### WORK TO COMPLETE
Search the data for the string "this" and extract every line where it appears.

### Dataset rows for apps and sites
....

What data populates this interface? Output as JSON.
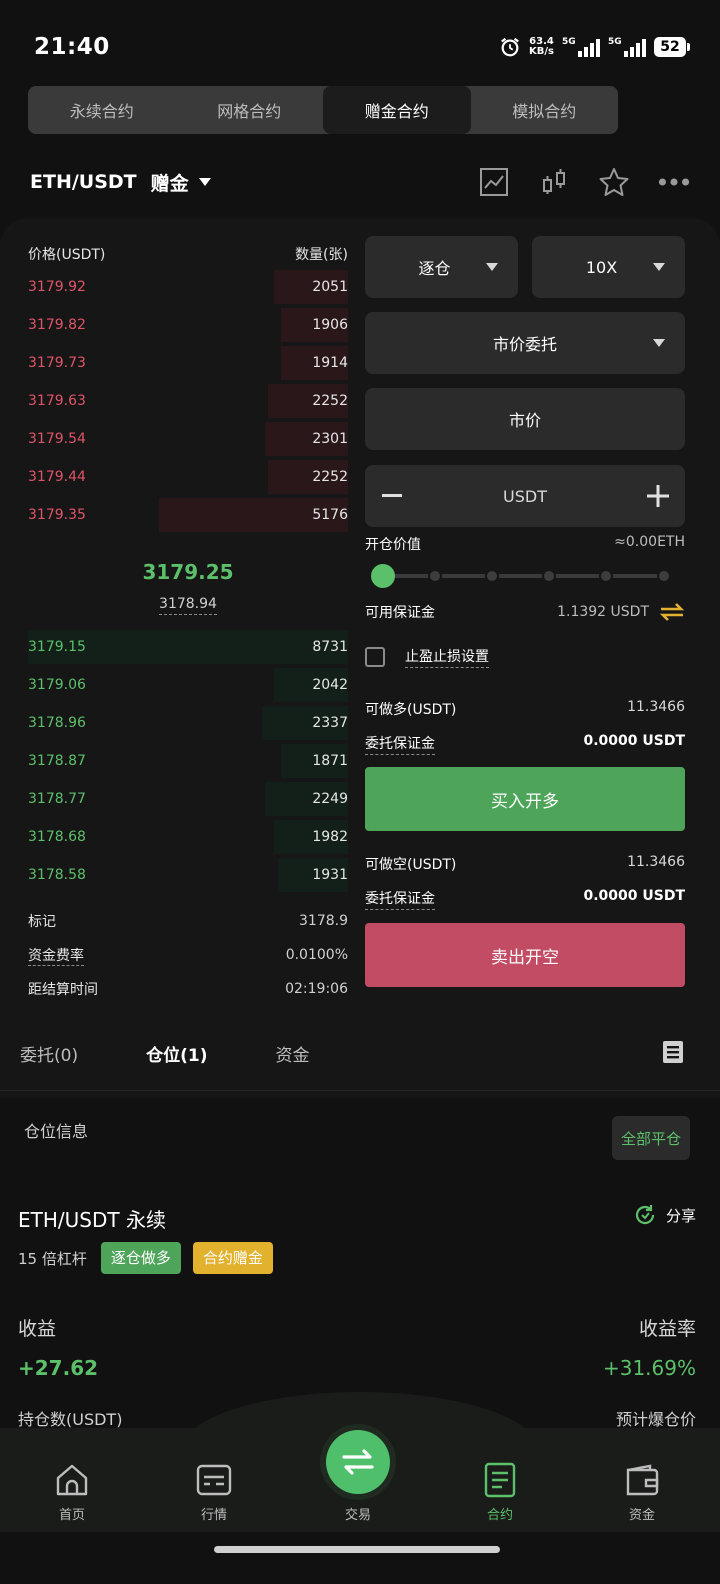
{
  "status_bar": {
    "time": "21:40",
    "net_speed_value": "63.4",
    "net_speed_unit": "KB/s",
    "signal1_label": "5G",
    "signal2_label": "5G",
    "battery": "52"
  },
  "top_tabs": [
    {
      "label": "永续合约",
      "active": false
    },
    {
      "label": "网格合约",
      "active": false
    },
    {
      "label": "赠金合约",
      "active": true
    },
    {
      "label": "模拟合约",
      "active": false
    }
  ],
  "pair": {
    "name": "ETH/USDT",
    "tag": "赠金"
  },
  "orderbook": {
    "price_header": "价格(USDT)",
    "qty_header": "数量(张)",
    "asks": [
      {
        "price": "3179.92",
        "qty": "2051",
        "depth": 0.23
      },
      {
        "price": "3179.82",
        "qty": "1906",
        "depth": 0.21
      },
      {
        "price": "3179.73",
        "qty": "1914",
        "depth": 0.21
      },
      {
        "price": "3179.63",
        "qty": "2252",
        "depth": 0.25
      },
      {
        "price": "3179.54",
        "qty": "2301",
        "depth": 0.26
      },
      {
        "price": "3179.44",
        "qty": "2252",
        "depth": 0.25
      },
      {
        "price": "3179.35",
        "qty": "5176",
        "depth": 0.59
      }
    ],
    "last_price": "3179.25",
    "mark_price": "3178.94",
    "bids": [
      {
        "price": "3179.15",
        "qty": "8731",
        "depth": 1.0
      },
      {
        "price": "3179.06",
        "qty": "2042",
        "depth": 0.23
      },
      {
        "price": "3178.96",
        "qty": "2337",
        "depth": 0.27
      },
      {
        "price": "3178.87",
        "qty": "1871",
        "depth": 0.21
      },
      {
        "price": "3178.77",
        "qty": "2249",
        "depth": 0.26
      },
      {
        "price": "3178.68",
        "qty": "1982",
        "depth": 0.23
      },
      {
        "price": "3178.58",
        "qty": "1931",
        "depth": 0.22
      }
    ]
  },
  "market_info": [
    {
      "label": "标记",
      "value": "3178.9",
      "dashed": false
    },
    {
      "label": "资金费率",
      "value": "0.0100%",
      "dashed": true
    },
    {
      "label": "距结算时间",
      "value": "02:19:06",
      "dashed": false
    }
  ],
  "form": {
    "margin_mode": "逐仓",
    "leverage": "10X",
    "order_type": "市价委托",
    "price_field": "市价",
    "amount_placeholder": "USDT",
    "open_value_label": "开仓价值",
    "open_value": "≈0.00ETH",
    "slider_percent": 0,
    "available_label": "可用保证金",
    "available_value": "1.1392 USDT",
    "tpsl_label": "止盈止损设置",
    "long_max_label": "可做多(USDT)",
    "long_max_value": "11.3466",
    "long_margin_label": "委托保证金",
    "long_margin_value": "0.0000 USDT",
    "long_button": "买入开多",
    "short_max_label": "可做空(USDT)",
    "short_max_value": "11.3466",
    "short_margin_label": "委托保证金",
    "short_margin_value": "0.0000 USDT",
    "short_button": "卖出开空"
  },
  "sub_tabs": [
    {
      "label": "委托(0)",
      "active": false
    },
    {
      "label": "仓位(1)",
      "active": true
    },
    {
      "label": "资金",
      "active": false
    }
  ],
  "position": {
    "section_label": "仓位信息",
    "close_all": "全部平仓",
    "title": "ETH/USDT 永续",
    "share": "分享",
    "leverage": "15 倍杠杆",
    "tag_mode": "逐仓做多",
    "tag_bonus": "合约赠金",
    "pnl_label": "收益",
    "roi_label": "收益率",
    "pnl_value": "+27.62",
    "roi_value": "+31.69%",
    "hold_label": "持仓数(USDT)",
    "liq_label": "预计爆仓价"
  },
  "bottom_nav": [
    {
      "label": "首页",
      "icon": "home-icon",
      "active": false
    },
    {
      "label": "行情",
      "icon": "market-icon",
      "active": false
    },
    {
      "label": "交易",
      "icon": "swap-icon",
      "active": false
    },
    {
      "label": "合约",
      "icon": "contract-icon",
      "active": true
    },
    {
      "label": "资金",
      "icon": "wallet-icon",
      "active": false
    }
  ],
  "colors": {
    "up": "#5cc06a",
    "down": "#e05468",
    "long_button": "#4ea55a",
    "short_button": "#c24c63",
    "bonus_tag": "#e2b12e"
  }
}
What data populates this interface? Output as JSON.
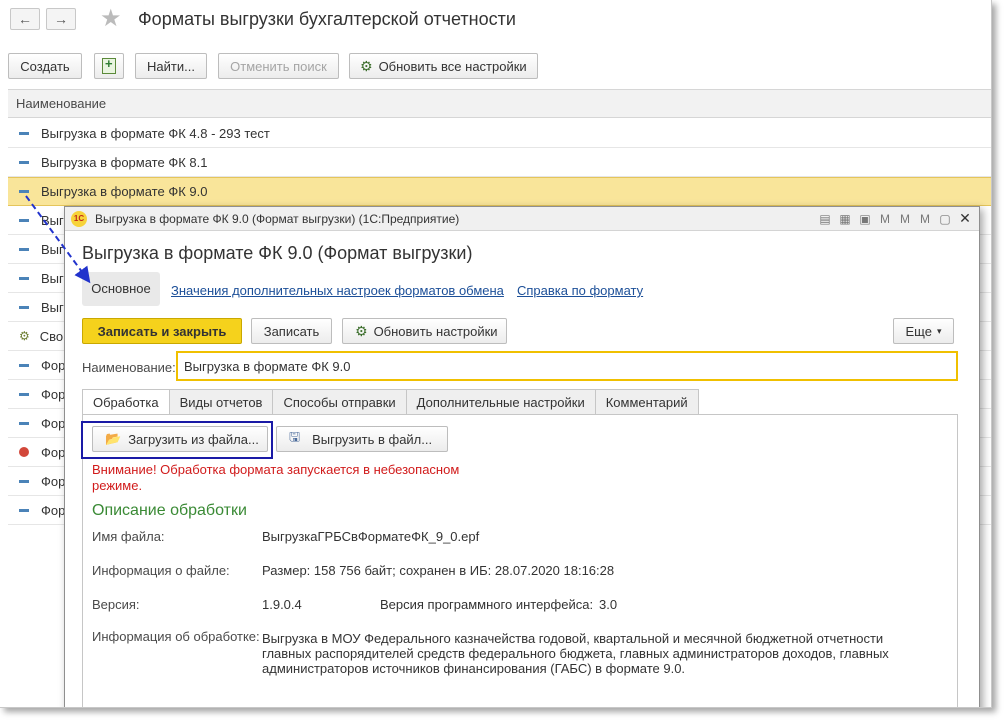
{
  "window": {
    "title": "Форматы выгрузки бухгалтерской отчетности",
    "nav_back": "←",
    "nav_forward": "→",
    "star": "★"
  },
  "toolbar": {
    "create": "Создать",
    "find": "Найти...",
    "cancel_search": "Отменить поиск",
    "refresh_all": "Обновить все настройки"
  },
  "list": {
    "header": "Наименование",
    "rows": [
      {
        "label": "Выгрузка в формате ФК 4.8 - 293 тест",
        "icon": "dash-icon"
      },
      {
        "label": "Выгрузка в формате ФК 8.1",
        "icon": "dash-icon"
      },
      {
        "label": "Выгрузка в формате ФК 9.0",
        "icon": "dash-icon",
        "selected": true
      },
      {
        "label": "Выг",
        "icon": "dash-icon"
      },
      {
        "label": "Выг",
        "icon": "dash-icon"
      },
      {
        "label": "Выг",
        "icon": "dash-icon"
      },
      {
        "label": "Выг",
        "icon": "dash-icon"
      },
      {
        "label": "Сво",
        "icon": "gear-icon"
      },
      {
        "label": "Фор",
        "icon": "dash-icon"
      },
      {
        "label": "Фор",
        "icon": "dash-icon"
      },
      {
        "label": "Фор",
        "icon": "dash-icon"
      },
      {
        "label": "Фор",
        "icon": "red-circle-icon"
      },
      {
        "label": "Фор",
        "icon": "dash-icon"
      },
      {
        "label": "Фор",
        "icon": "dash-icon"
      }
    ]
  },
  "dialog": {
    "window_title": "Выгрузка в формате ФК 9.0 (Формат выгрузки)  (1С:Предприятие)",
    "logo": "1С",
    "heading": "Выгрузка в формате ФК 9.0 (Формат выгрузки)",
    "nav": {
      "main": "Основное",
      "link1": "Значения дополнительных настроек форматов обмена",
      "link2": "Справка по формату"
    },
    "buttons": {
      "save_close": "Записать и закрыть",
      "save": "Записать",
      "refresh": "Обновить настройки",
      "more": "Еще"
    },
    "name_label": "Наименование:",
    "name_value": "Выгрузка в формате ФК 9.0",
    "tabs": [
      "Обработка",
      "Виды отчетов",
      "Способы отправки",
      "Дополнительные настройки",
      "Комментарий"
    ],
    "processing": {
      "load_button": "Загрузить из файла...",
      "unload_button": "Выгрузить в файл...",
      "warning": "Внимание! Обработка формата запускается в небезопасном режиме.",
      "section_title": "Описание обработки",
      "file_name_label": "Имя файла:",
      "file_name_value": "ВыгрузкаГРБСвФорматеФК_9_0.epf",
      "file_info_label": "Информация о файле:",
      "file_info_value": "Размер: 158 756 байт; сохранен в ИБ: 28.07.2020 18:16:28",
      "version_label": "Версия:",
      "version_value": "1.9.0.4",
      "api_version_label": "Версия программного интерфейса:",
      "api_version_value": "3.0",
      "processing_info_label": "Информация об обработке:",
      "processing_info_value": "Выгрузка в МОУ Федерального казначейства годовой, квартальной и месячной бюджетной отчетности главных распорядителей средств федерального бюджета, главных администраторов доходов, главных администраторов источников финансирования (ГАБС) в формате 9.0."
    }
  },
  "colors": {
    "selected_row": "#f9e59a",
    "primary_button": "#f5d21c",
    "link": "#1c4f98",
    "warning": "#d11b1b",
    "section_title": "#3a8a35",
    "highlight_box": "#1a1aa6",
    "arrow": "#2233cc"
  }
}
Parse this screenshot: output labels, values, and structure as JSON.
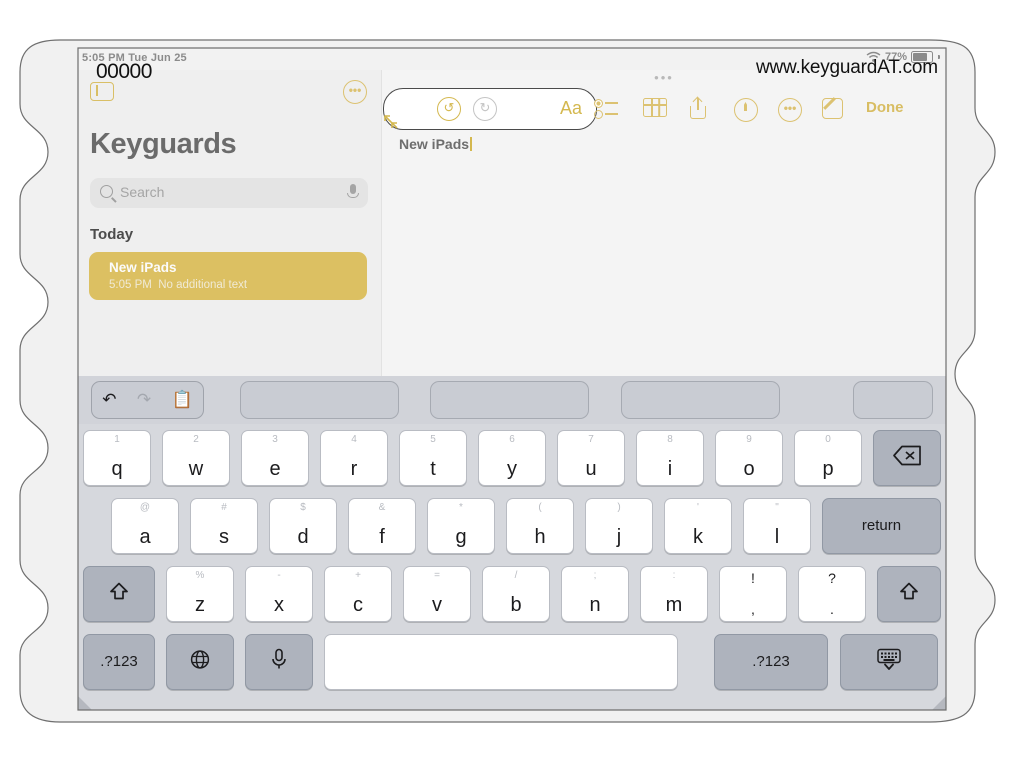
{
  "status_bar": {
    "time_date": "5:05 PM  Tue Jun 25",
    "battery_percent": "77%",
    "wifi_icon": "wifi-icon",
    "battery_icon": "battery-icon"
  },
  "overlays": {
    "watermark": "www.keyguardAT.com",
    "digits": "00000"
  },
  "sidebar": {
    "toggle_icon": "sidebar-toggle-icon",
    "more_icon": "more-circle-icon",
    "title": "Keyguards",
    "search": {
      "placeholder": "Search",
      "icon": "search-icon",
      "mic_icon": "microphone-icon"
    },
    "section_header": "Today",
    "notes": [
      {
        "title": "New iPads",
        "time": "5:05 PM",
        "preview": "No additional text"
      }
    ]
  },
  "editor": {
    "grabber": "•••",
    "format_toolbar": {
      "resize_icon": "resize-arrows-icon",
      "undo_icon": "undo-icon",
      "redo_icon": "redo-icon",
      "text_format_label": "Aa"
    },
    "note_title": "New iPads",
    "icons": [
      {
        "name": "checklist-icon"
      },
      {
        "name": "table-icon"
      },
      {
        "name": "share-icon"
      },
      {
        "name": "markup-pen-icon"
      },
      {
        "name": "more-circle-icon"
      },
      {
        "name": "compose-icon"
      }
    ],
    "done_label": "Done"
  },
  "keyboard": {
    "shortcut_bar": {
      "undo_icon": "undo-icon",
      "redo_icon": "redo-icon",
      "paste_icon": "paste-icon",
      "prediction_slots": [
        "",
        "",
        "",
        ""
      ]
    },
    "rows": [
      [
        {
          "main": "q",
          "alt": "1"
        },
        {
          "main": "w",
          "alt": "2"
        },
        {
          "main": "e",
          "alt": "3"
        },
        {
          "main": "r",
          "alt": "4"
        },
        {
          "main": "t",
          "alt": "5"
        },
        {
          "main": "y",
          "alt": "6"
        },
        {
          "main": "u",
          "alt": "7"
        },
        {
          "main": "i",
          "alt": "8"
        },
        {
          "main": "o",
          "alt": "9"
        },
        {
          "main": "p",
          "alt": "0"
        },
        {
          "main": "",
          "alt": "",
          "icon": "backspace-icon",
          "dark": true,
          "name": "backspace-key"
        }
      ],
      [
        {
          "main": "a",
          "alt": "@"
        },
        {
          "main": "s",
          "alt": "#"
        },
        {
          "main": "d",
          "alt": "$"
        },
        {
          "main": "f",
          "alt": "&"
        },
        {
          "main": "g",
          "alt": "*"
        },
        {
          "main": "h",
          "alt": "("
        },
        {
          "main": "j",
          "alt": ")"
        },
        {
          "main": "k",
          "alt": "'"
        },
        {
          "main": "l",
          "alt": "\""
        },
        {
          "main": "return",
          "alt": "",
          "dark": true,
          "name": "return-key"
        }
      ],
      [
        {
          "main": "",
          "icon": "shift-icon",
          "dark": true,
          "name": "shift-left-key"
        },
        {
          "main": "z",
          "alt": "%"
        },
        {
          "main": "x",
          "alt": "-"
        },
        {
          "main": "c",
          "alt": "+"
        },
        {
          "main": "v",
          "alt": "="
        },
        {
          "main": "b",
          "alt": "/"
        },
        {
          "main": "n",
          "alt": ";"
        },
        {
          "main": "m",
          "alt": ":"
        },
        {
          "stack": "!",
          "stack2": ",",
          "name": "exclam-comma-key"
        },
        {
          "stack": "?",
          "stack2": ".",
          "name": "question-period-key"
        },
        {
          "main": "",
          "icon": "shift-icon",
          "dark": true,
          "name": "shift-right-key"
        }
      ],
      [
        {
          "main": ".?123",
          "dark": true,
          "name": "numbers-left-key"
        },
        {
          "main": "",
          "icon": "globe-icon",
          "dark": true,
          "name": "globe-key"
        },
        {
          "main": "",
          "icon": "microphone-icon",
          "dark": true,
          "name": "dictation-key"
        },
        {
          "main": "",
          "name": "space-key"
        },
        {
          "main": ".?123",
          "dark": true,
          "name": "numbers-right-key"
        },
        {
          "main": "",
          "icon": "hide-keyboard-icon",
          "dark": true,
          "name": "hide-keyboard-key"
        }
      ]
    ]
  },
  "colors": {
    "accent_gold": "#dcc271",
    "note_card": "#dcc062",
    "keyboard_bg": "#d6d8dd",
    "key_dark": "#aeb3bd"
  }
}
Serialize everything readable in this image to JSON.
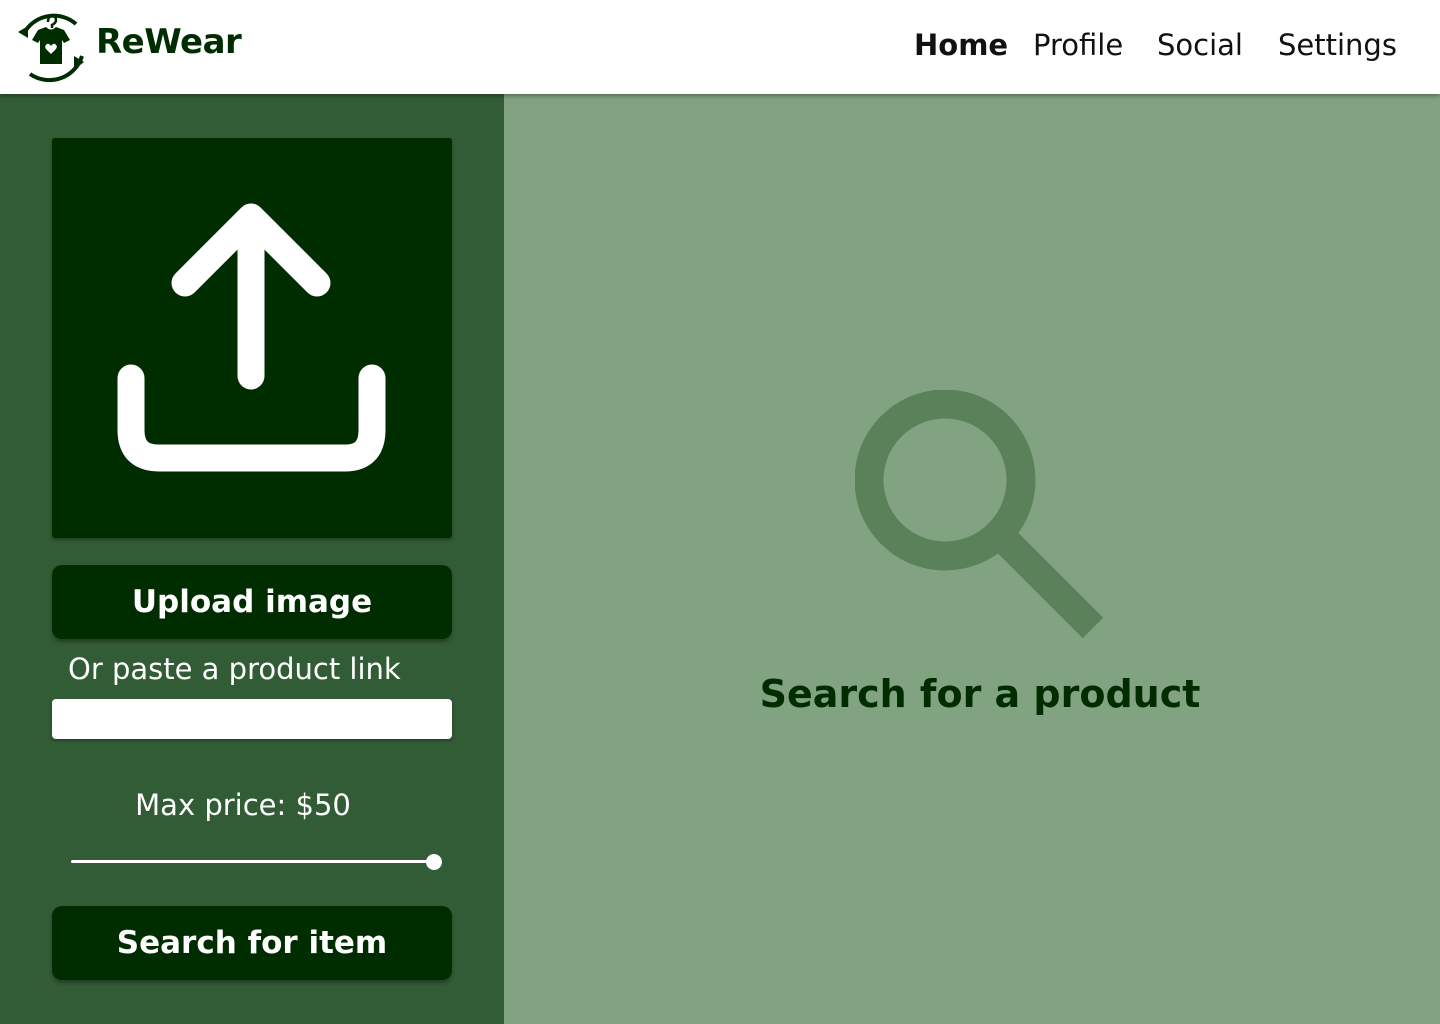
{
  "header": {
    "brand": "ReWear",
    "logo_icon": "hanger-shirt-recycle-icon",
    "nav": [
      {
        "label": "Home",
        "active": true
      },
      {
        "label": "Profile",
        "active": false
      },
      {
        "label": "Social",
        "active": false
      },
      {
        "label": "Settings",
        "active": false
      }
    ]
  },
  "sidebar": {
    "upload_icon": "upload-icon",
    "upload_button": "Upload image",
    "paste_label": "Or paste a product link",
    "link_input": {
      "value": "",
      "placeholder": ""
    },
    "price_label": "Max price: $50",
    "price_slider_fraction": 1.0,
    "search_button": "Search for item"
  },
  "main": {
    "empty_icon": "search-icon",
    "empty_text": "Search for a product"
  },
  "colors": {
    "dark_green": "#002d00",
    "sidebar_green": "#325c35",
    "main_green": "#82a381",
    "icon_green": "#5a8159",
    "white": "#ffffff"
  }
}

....

### TASK RESULT
What data populates this interface? Output as JSON.
What data populates this interface? Output as JSON.
Parse this screenshot: output labels, values, and structure as JSON.
Serialize everything readable in this image to JSON.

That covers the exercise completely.